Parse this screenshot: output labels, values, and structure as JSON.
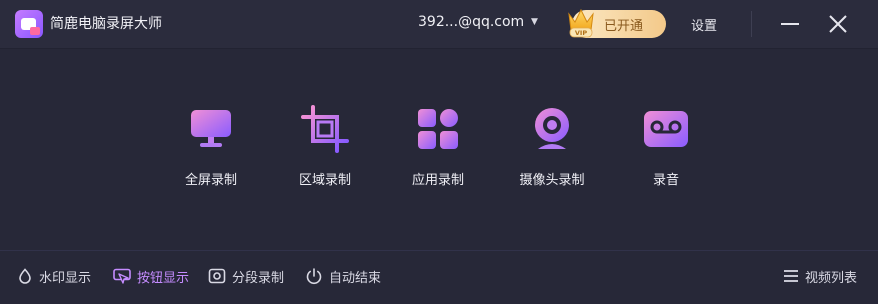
{
  "app": {
    "title": "简鹿电脑录屏大师"
  },
  "header": {
    "account": "392...@qq.com",
    "vip_badge": "VIP",
    "vip_status": "已开通",
    "settings": "设置"
  },
  "tools": [
    {
      "label": "全屏录制",
      "icon": "monitor-icon"
    },
    {
      "label": "区域录制",
      "icon": "crop-icon"
    },
    {
      "label": "应用录制",
      "icon": "apps-grid-icon"
    },
    {
      "label": "摄像头录制",
      "icon": "webcam-icon"
    },
    {
      "label": "录音",
      "icon": "cassette-icon"
    }
  ],
  "footer": {
    "items": [
      {
        "label": "水印显示",
        "icon": "water-drop-icon",
        "active": false
      },
      {
        "label": "按钮显示",
        "icon": "mouse-click-icon",
        "active": true
      },
      {
        "label": "分段录制",
        "icon": "camera-segment-icon",
        "active": false
      },
      {
        "label": "自动结束",
        "icon": "power-icon",
        "active": false
      }
    ],
    "video_list": "视频列表"
  },
  "colors": {
    "accent_start": "#ee8fd8",
    "accent_end": "#8a5cff",
    "footer_active": "#c58cff",
    "vip_gold": "#f3c98a"
  }
}
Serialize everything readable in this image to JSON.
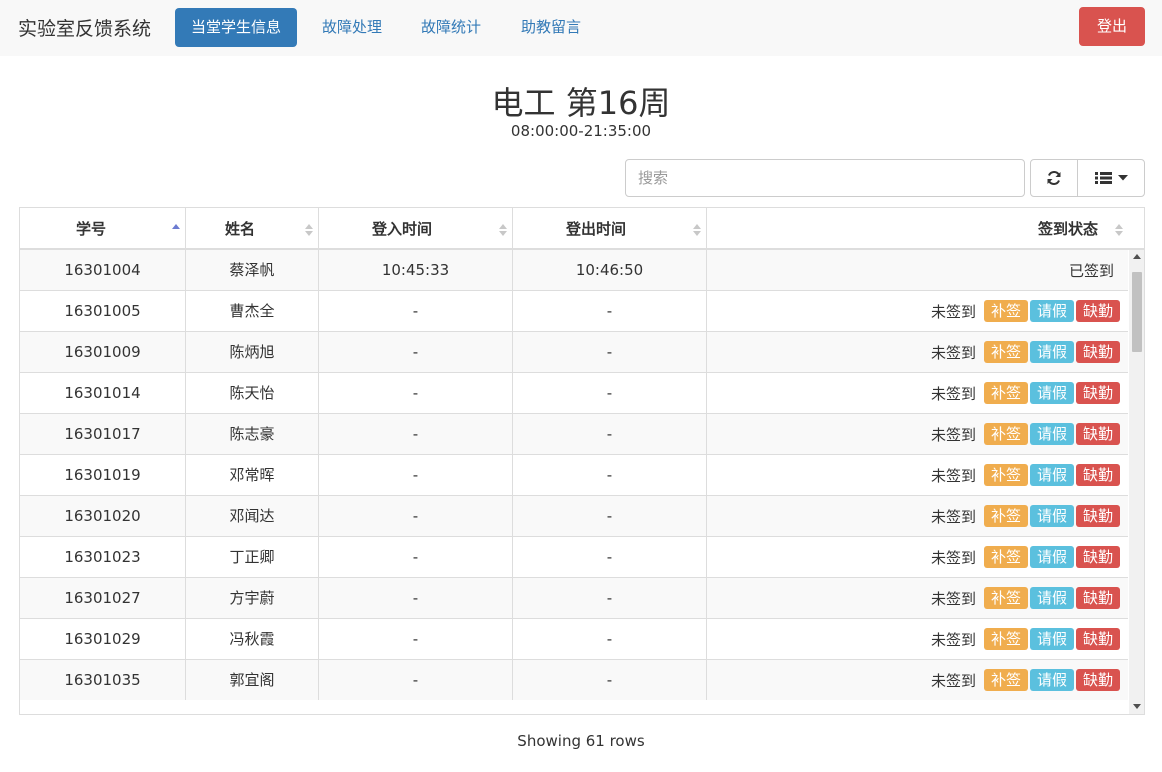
{
  "nav": {
    "brand": "实验室反馈系统",
    "items": [
      {
        "label": "当堂学生信息",
        "active": true
      },
      {
        "label": "故障处理",
        "active": false
      },
      {
        "label": "故障统计",
        "active": false
      },
      {
        "label": "助教留言",
        "active": false
      }
    ],
    "logout_label": "登出"
  },
  "header": {
    "title": "电工 第16周",
    "time_range": "08:00:00-21:35:00"
  },
  "toolbar": {
    "search_placeholder": "搜索",
    "refresh_icon": "refresh-icon",
    "columns_icon": "list-icon"
  },
  "table": {
    "columns": [
      "学号",
      "姓名",
      "登入时间",
      "登出时间",
      "签到状态"
    ],
    "sorted_column": "学号",
    "sort_direction": "asc",
    "rows": [
      {
        "id": "16301004",
        "name": "蔡泽帆",
        "login": "10:45:33",
        "logout": "10:46:50",
        "status": "已签到",
        "actions": []
      },
      {
        "id": "16301005",
        "name": "曹杰全",
        "login": "-",
        "logout": "-",
        "status": "未签到",
        "actions": [
          "补签",
          "请假",
          "缺勤"
        ]
      },
      {
        "id": "16301009",
        "name": "陈炳旭",
        "login": "-",
        "logout": "-",
        "status": "未签到",
        "actions": [
          "补签",
          "请假",
          "缺勤"
        ]
      },
      {
        "id": "16301014",
        "name": "陈天怡",
        "login": "-",
        "logout": "-",
        "status": "未签到",
        "actions": [
          "补签",
          "请假",
          "缺勤"
        ]
      },
      {
        "id": "16301017",
        "name": "陈志豪",
        "login": "-",
        "logout": "-",
        "status": "未签到",
        "actions": [
          "补签",
          "请假",
          "缺勤"
        ]
      },
      {
        "id": "16301019",
        "name": "邓常晖",
        "login": "-",
        "logout": "-",
        "status": "未签到",
        "actions": [
          "补签",
          "请假",
          "缺勤"
        ]
      },
      {
        "id": "16301020",
        "name": "邓闻达",
        "login": "-",
        "logout": "-",
        "status": "未签到",
        "actions": [
          "补签",
          "请假",
          "缺勤"
        ]
      },
      {
        "id": "16301023",
        "name": "丁正卿",
        "login": "-",
        "logout": "-",
        "status": "未签到",
        "actions": [
          "补签",
          "请假",
          "缺勤"
        ]
      },
      {
        "id": "16301027",
        "name": "方宇蔚",
        "login": "-",
        "logout": "-",
        "status": "未签到",
        "actions": [
          "补签",
          "请假",
          "缺勤"
        ]
      },
      {
        "id": "16301029",
        "name": "冯秋霞",
        "login": "-",
        "logout": "-",
        "status": "未签到",
        "actions": [
          "补签",
          "请假",
          "缺勤"
        ]
      },
      {
        "id": "16301035",
        "name": "郭宜阁",
        "login": "-",
        "logout": "-",
        "status": "未签到",
        "actions": [
          "补签",
          "请假",
          "缺勤"
        ]
      }
    ]
  },
  "footer": {
    "summary": "Showing 61 rows"
  },
  "colors": {
    "primary": "#337ab7",
    "danger": "#d9534f",
    "warning": "#f0ad4e",
    "info": "#5bc0de"
  }
}
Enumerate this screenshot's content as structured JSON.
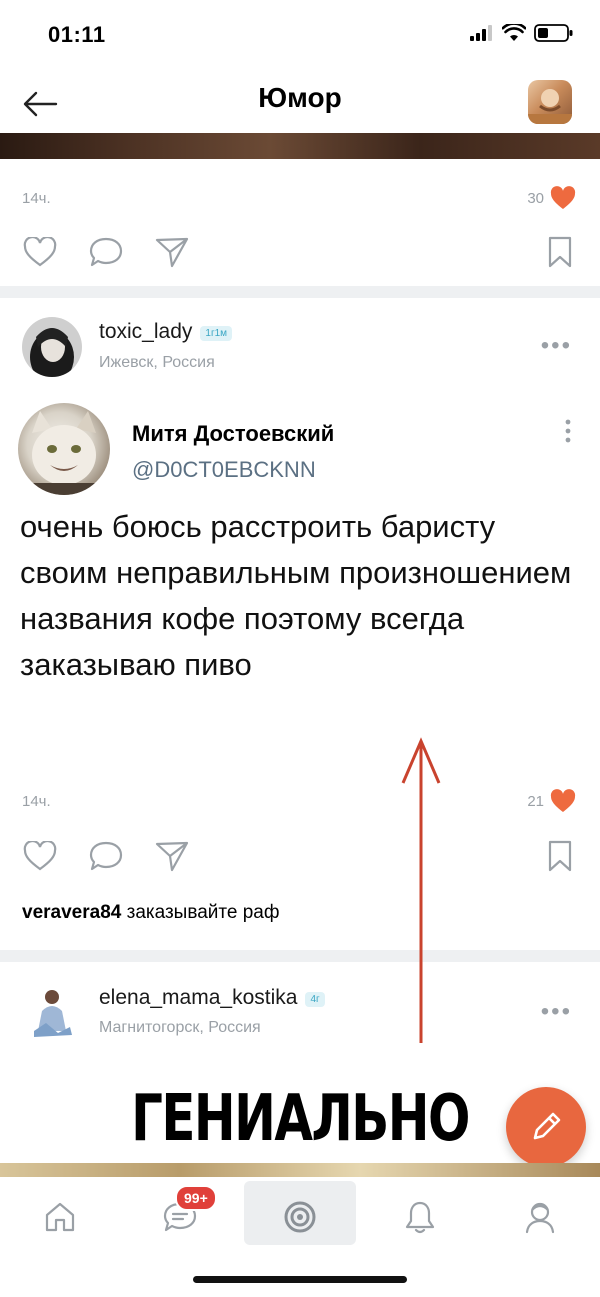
{
  "status_bar": {
    "time": "01:11"
  },
  "header": {
    "title": "Юмор"
  },
  "post1": {
    "time": "14ч.",
    "likes": "30"
  },
  "post2": {
    "username": "toxic_lady",
    "badge": "1г1м",
    "location": "Ижевск, Россия",
    "tweet": {
      "name": "Митя Достоевский",
      "handle": "@D0CT0EBCKNN",
      "text": "очень боюсь расстроить баристу своим неправильным произношением названия кофе поэтому всегда заказываю пиво"
    },
    "time": "14ч.",
    "likes": "21",
    "comment": {
      "user": "veravera84",
      "text": "заказывайте раф"
    }
  },
  "post3": {
    "username": "elena_mama_kostika",
    "badge": "4г",
    "location": "Магнитогорск, Россия"
  },
  "overlay_caption": "ГЕНИАЛЬНО",
  "tabbar": {
    "messages_badge": "99+"
  },
  "colors": {
    "accent": "#e8673f",
    "badge_red": "#e0403a",
    "arrow": "#c9432e"
  }
}
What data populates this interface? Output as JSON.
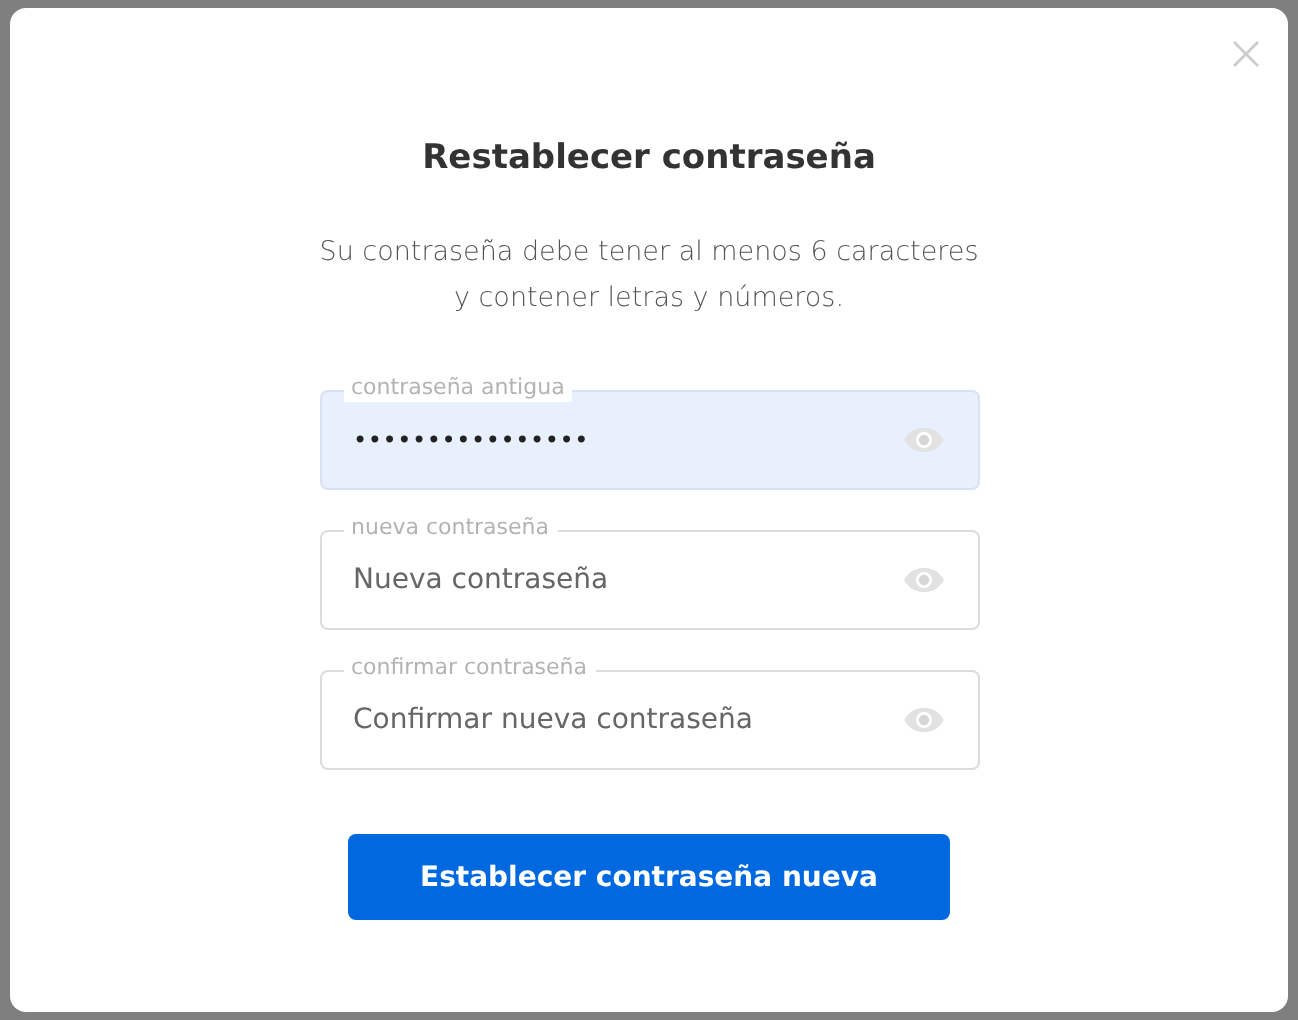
{
  "dialog": {
    "title": "Restablecer contraseña",
    "description_lines": [
      "Su contraseña debe tener al menos 6 caracteres",
      "y contener letras y números."
    ],
    "fields": [
      {
        "label": "contraseña antigua",
        "value": "••••••••••••••••",
        "autofilled": true
      },
      {
        "label": "nueva contraseña",
        "placeholder": "Nueva contraseña",
        "autofilled": false
      },
      {
        "label": "confirmar contraseña",
        "placeholder": "Confirmar nueva contraseña",
        "autofilled": false
      }
    ],
    "submit_button": "Establecer contraseña nueva"
  }
}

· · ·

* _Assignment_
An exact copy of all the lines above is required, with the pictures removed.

* _Answer_
Parse this screenshot: output labels, values, and structure as JSON.
{
  "app": {
    "title": "简鹿电脑录屏大师"
  },
  "header": {
    "account": "392...@qq.com",
    "vip_badge": "VIP",
    "vip_status": "已开通",
    "settings": "设置"
  },
  "tools": [
    {
      "label": "全屏录制",
      "icon": "monitor-icon"
    },
    {
      "label": "区域录制",
      "icon": "crop-icon"
    },
    {
      "label": "应用录制",
      "icon": "apps-grid-icon"
    },
    {
      "label": "摄像头录制",
      "icon": "webcam-icon"
    },
    {
      "label": "录音",
      "icon": "cassette-icon"
    }
  ],
  "footer": {
    "items": [
      {
        "label": "水印显示",
        "icon": "water-drop-icon",
        "active": false
      },
      {
        "label": "按钮显示",
        "icon": "mouse-click-icon",
        "active": true
      },
      {
        "label": "分段录制",
        "icon": "camera-segment-icon",
        "active": false
      },
      {
        "label": "自动结束",
        "icon": "power-icon",
        "active": false
      }
    ],
    "video_list": "视频列表"
  },
  "colors": {
    "accent_start": "#ee8fd8",
    "accent_end": "#8a5cff",
    "footer_active": "#c58cff",
    "vip_gold": "#f3c98a"
  }
}
Serialize everything readable in this image to JSON.
{
  "nav": {
    "brand": "实验室反馈系统",
    "items": [
      {
        "label": "当堂学生信息",
        "active": true
      },
      {
        "label": "故障处理",
        "active": false
      },
      {
        "label": "故障统计",
        "active": false
      },
      {
        "label": "助教留言",
        "active": false
      }
    ],
    "logout_label": "登出"
  },
  "header": {
    "title": "电工 第16周",
    "time_range": "08:00:00-21:35:00"
  },
  "toolbar": {
    "search_placeholder": "搜索",
    "refresh_icon": "refresh-icon",
    "columns_icon": "list-icon"
  },
  "table": {
    "columns": [
      "学号",
      "姓名",
      "登入时间",
      "登出时间",
      "签到状态"
    ],
    "sorted_column": "学号",
    "sort_direction": "asc",
    "rows": [
      {
        "id": "16301004",
        "name": "蔡泽帆",
        "login": "10:45:33",
        "logout": "10:46:50",
        "status": "已签到",
        "actions": []
      },
      {
        "id": "16301005",
        "name": "曹杰全",
        "login": "-",
        "logout": "-",
        "status": "未签到",
        "actions": [
          "补签",
          "请假",
          "缺勤"
        ]
      },
      {
        "id": "16301009",
        "name": "陈炳旭",
        "login": "-",
        "logout": "-",
        "status": "未签到",
        "actions": [
          "补签",
          "请假",
          "缺勤"
        ]
      },
      {
        "id": "16301014",
        "name": "陈天怡",
        "login": "-",
        "logout": "-",
        "status": "未签到",
        "actions": [
          "补签",
          "请假",
          "缺勤"
        ]
      },
      {
        "id": "16301017",
        "name": "陈志豪",
        "login": "-",
        "logout": "-",
        "status": "未签到",
        "actions": [
          "补签",
          "请假",
          "缺勤"
        ]
      },
      {
        "id": "16301019",
        "name": "邓常晖",
        "login": "-",
        "logout": "-",
        "status": "未签到",
        "actions": [
          "补签",
          "请假",
          "缺勤"
        ]
      },
      {
        "id": "16301020",
        "name": "邓闻达",
        "login": "-",
        "logout": "-",
        "status": "未签到",
        "actions": [
          "补签",
          "请假",
          "缺勤"
        ]
      },
      {
        "id": "16301023",
        "name": "丁正卿",
        "login": "-",
        "logout": "-",
        "status": "未签到",
        "actions": [
          "补签",
          "请假",
          "缺勤"
        ]
      },
      {
        "id": "16301027",
        "name": "方宇蔚",
        "login": "-",
        "logout": "-",
        "status": "未签到",
        "actions": [
          "补签",
          "请假",
          "缺勤"
        ]
      },
      {
        "id": "16301029",
        "name": "冯秋霞",
        "login": "-",
        "logout": "-",
        "status": "未签到",
        "actions": [
          "补签",
          "请假",
          "缺勤"
        ]
      },
      {
        "id": "16301035",
        "name": "郭宜阁",
        "login": "-",
        "logout": "-",
        "status": "未签到",
        "actions": [
          "补签",
          "请假",
          "缺勤"
        ]
      }
    ]
  },
  "footer": {
    "summary": "Showing 61 rows"
  },
  "colors": {
    "primary": "#337ab7",
    "danger": "#d9534f",
    "warning": "#f0ad4e",
    "info": "#5bc0de"
  }
}
Enumerate this screenshot's content as structured JSON.
{
  "status_bar": {
    "time": "01:11"
  },
  "header": {
    "title": "Юмор"
  },
  "post1": {
    "time": "14ч.",
    "likes": "30"
  },
  "post2": {
    "username": "toxic_lady",
    "badge": "1г1м",
    "location": "Ижевск, Россия",
    "tweet": {
      "name": "Митя Достоевский",
      "handle": "@D0CT0EBCKNN",
      "text": "очень боюсь расстроить баристу своим неправильным произношением названия кофе поэтому всегда заказываю пиво"
    },
    "time": "14ч.",
    "likes": "21",
    "comment": {
      "user": "veravera84",
      "text": "заказывайте раф"
    }
  },
  "post3": {
    "username": "elena_mama_kostika",
    "badge": "4г",
    "location": "Магнитогорск, Россия"
  },
  "overlay_caption": "ГЕНИАЛЬНО",
  "tabbar": {
    "messages_badge": "99+"
  },
  "colors": {
    "accent": "#e8673f",
    "badge_red": "#e0403a",
    "arrow": "#c9432e"
  }
}
What data populates this interface? Output as JSON.
{
  "dialog": {
    "title": "Restablecer contraseña",
    "description_lines": [
      "Su contraseña debe tener al menos 6 caracteres",
      "y contener letras y números."
    ],
    "fields": [
      {
        "label": "contraseña antigua",
        "value": "••••••••••••••••",
        "autofilled": true
      },
      {
        "label": "nueva contraseña",
        "placeholder": "Nueva contraseña",
        "autofilled": false
      },
      {
        "label": "confirmar contraseña",
        "placeholder": "Confirmar nueva contraseña",
        "autofilled": false
      }
    ],
    "submit_button": "Establecer contraseña nueva"
  }
}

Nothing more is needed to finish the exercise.